The “Primetime Live” folks did not tell Hans that Moffatt would be there, but eventually during her interview with him, Sawyer asked Hans – then about 20 years old – if he ever wished he could speak to the vice principal he had shot at the age of 14.
Hans said yes, he did.
Sawyer then told him Moffatt was in the next room. Did he really want to?
“I had asked them to turn the cameras off at first if he wanted to see me, so it would just be me and him,” Moffatt says.
As soon as Kristofor Hans saw Moffatt, he collapsed against him, sobbing.
“Kris and I spent about a half-hour together,” Moffatt says. “Most of the time I just held him. He was expressing remorse, he said he didn’t understand why he did it. I think he was hoping I could forgive him, and he wasn’t trying to dodge responsibility for what he’d done.”
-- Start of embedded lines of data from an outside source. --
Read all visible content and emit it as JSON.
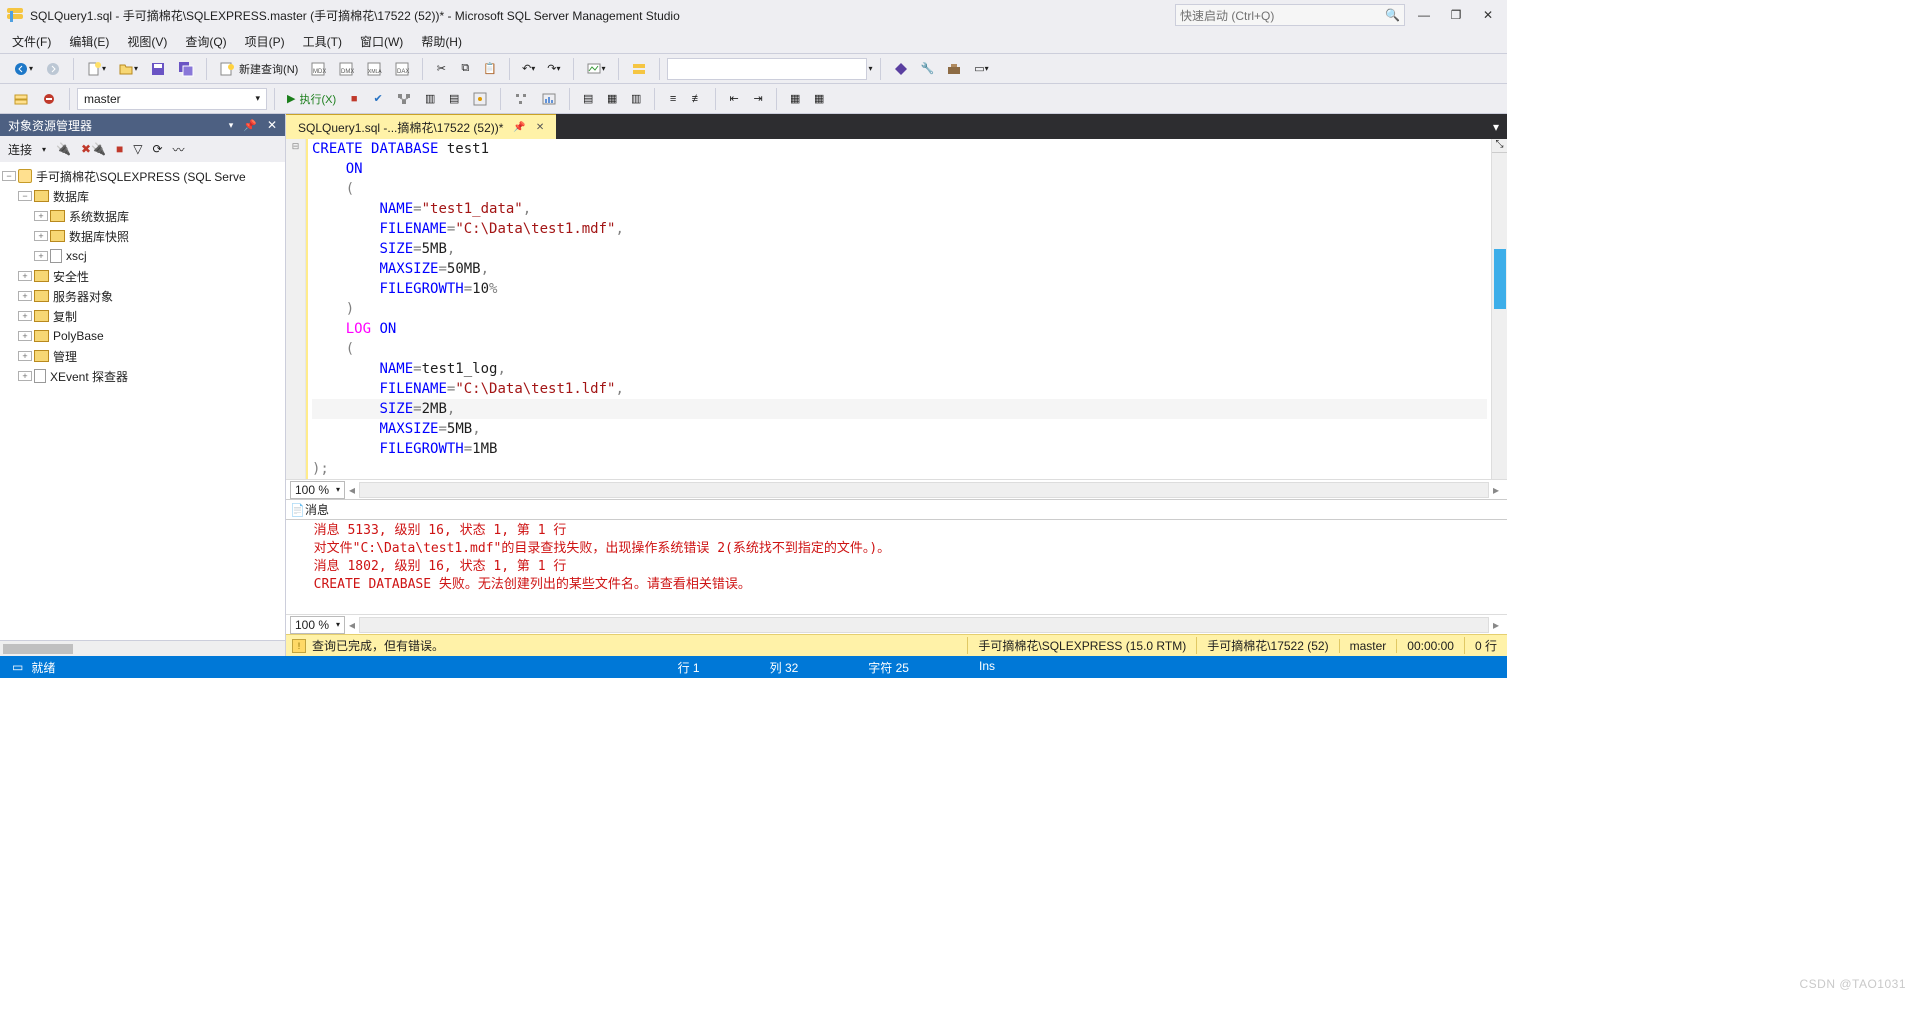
{
  "title_bar": {
    "title": "SQLQuery1.sql - 手可摘棉花\\SQLEXPRESS.master (手可摘棉花\\17522 (52))* - Microsoft SQL Server Management Studio",
    "quick_launch_placeholder": "快速启动 (Ctrl+Q)"
  },
  "menu": {
    "file": "文件(F)",
    "edit": "编辑(E)",
    "view": "视图(V)",
    "query": "查询(Q)",
    "project": "项目(P)",
    "tools": "工具(T)",
    "window": "窗口(W)",
    "help": "帮助(H)"
  },
  "toolbar1": {
    "new_query": "新建查询(N)"
  },
  "toolbar2": {
    "db": "master",
    "execute": "执行(X)"
  },
  "explorer": {
    "title": "对象资源管理器",
    "connect": "连接",
    "server": "手可摘棉花\\SQLEXPRESS (SQL Serve",
    "nodes": {
      "databases": "数据库",
      "sysdb": "系统数据库",
      "dbsnapshot": "数据库快照",
      "xscj": "xscj",
      "security": "安全性",
      "server_obj": "服务器对象",
      "replication": "复制",
      "polybase": "PolyBase",
      "management": "管理",
      "xevent": "XEvent 探查器"
    }
  },
  "tab": {
    "label": "SQLQuery1.sql -...摘棉花\\17522 (52))*"
  },
  "code_tokens": [
    {
      "indent": 0,
      "parts": [
        {
          "t": "CREATE",
          "c": "kw-blue"
        },
        {
          "t": " "
        },
        {
          "t": "DATABASE",
          "c": "kw-blue"
        },
        {
          "t": " test1"
        }
      ]
    },
    {
      "indent": 1,
      "parts": [
        {
          "t": "ON",
          "c": "kw-blue"
        }
      ]
    },
    {
      "indent": 1,
      "parts": [
        {
          "t": "(",
          "c": "kw-gray"
        }
      ]
    },
    {
      "indent": 2,
      "parts": [
        {
          "t": "NAME",
          "c": "kw-blue"
        },
        {
          "t": "=",
          "c": "kw-gray"
        },
        {
          "t": "\"test1_data\"",
          "c": "kw-str"
        },
        {
          "t": ",",
          "c": "kw-gray"
        }
      ]
    },
    {
      "indent": 2,
      "parts": [
        {
          "t": "FILENAME",
          "c": "kw-blue"
        },
        {
          "t": "=",
          "c": "kw-gray"
        },
        {
          "t": "\"C:\\Data\\test1.mdf\"",
          "c": "kw-str"
        },
        {
          "t": ",",
          "c": "kw-gray"
        }
      ]
    },
    {
      "indent": 2,
      "parts": [
        {
          "t": "SIZE",
          "c": "kw-blue"
        },
        {
          "t": "=",
          "c": "kw-gray"
        },
        {
          "t": "5MB"
        },
        {
          "t": ",",
          "c": "kw-gray"
        }
      ]
    },
    {
      "indent": 2,
      "parts": [
        {
          "t": "MAXSIZE",
          "c": "kw-blue"
        },
        {
          "t": "=",
          "c": "kw-gray"
        },
        {
          "t": "50MB"
        },
        {
          "t": ",",
          "c": "kw-gray"
        }
      ]
    },
    {
      "indent": 2,
      "parts": [
        {
          "t": "FILEGROWTH",
          "c": "kw-blue"
        },
        {
          "t": "=",
          "c": "kw-gray"
        },
        {
          "t": "10"
        },
        {
          "t": "%",
          "c": "kw-gray"
        }
      ]
    },
    {
      "indent": 1,
      "parts": [
        {
          "t": ")",
          "c": "kw-gray"
        }
      ]
    },
    {
      "indent": 1,
      "parts": [
        {
          "t": "LOG",
          "c": "kw-magenta"
        },
        {
          "t": " "
        },
        {
          "t": "ON",
          "c": "kw-blue"
        }
      ]
    },
    {
      "indent": 1,
      "parts": [
        {
          "t": "(",
          "c": "kw-gray"
        }
      ]
    },
    {
      "indent": 2,
      "parts": [
        {
          "t": "NAME",
          "c": "kw-blue"
        },
        {
          "t": "=",
          "c": "kw-gray"
        },
        {
          "t": "test1_log"
        },
        {
          "t": ",",
          "c": "kw-gray"
        }
      ]
    },
    {
      "indent": 2,
      "parts": [
        {
          "t": "FILENAME",
          "c": "kw-blue"
        },
        {
          "t": "=",
          "c": "kw-gray"
        },
        {
          "t": "\"C:\\Data\\test1.ldf\"",
          "c": "kw-str"
        },
        {
          "t": ",",
          "c": "kw-gray"
        }
      ]
    },
    {
      "indent": 2,
      "current": true,
      "parts": [
        {
          "t": "SIZE",
          "c": "kw-blue"
        },
        {
          "t": "=",
          "c": "kw-gray"
        },
        {
          "t": "2MB"
        },
        {
          "t": ",",
          "c": "kw-gray"
        }
      ]
    },
    {
      "indent": 2,
      "parts": [
        {
          "t": "MAXSIZE",
          "c": "kw-blue"
        },
        {
          "t": "=",
          "c": "kw-gray"
        },
        {
          "t": "5MB"
        },
        {
          "t": ",",
          "c": "kw-gray"
        }
      ]
    },
    {
      "indent": 2,
      "parts": [
        {
          "t": "FILEGROWTH",
          "c": "kw-blue"
        },
        {
          "t": "=",
          "c": "kw-gray"
        },
        {
          "t": "1MB"
        }
      ]
    },
    {
      "indent": 0,
      "parts": [
        {
          "t": ");",
          "c": "kw-gray"
        }
      ]
    }
  ],
  "zoom": {
    "value": "100 %",
    "value2": "100 %"
  },
  "messages": {
    "tab": "消息",
    "lines": [
      "消息 5133, 级别 16, 状态 1, 第 1 行",
      "对文件\"C:\\Data\\test1.mdf\"的目录查找失败，出现操作系统错误 2(系统找不到指定的文件。)。",
      "消息 1802, 级别 16, 状态 1, 第 1 行",
      "CREATE DATABASE 失败。无法创建列出的某些文件名。请查看相关错误。"
    ]
  },
  "status_query": {
    "text": "查询已完成，但有错误。",
    "server": "手可摘棉花\\SQLEXPRESS (15.0 RTM)",
    "user": "手可摘棉花\\17522 (52)",
    "db": "master",
    "time": "00:00:00",
    "rows": "0 行"
  },
  "status_app": {
    "ready": "就绪",
    "line": "行 1",
    "col": "列 32",
    "char": "字符 25",
    "ins": "Ins"
  },
  "watermark": "CSDN @TAO1031"
}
It was an important moment for Moffatt and his family.
“I was always angry” after the shootings, Moffatt says. “I thought if I could do this, it was a way of letting go of the anger and moving on.”
His children noticed the change in their father, and that changed them, the Moffatts say.
“It was about 1992,” John says. “The boys saw how remorseful Kris was, maybe saw him as a human being for the first time. For Meghan, after that TV piece came out, the nightmares stopped – at least, until Columbine happened.”
On his first day as the new elementary school principal in Lewistown, John Moffatt went to the front door to greet students and their parents for the start of a new school year.
The very first parent through the door was Kristofor Hans’ mother, with her stepson.
“She and I developed a good relationship,” Moffatt says. “For the next 18 years as the elementary principal, I had her kids in school, Kris’ sister’s kids in school, Mike Smith’s (Henrietta’s husband’s) kids in school – sometimes all in school together at the same time.”
That’s life in a small town.
In the aftermath of the Lewistown shootings, the Moffatts started a mentoring program there that matches older kids with younger kids, not unlike a Big Brothers Big Sisters model. The Central Montana Youth Mentoring Program continues to this day, and “got so big,” Maggie says, “we had to form a board of directors, hire an accountant and two advisers.”
Maggie also began a program, called High Notes for Kids, that arranges piano lessons for children who otherwise couldn’t afford them.
They are more than 26 years removed from the events of Dec. 4, 1986, but every time they hear of another shooting – be it a mass killing that garners national headlines, or a murder here in Montana – their minds zip back to that awful day.
They think about how just three bullets fired 26 years ago have impacted them and their children, and the Smiths, and LaVonne Simonfy, and students who watched a teacher take a bullet to the face, and students who watched their vice principal lay in a pool of his own blood, and the teachers and administrators who came running and the police who responded.
That doesn’t even count the impacts on Kristofor Hans’ family, and panicked students in other classrooms, and the attorney – a good friend of the Moffatts – who was appointed by the court to represent Hans, and faced the wrath of the community for doing his job.
Better than most, they can comprehend the impacts when there are 50 rounds fired, or 100, or – in the case of Columbine – more than 150 bullets released inside a school building.
“There’s this sadness, that we can’t seem to do anything about it,” John says. “It’s like we’re paralyzed to act on some simple basic steps to address gun violence.”
Kristofor Hans is now 40 years old. He comes up for parole periodically. It has never been granted.
Reporter Vince Devlin can be reached at 1-800-366-7186 or at firstname.lastname@example.org.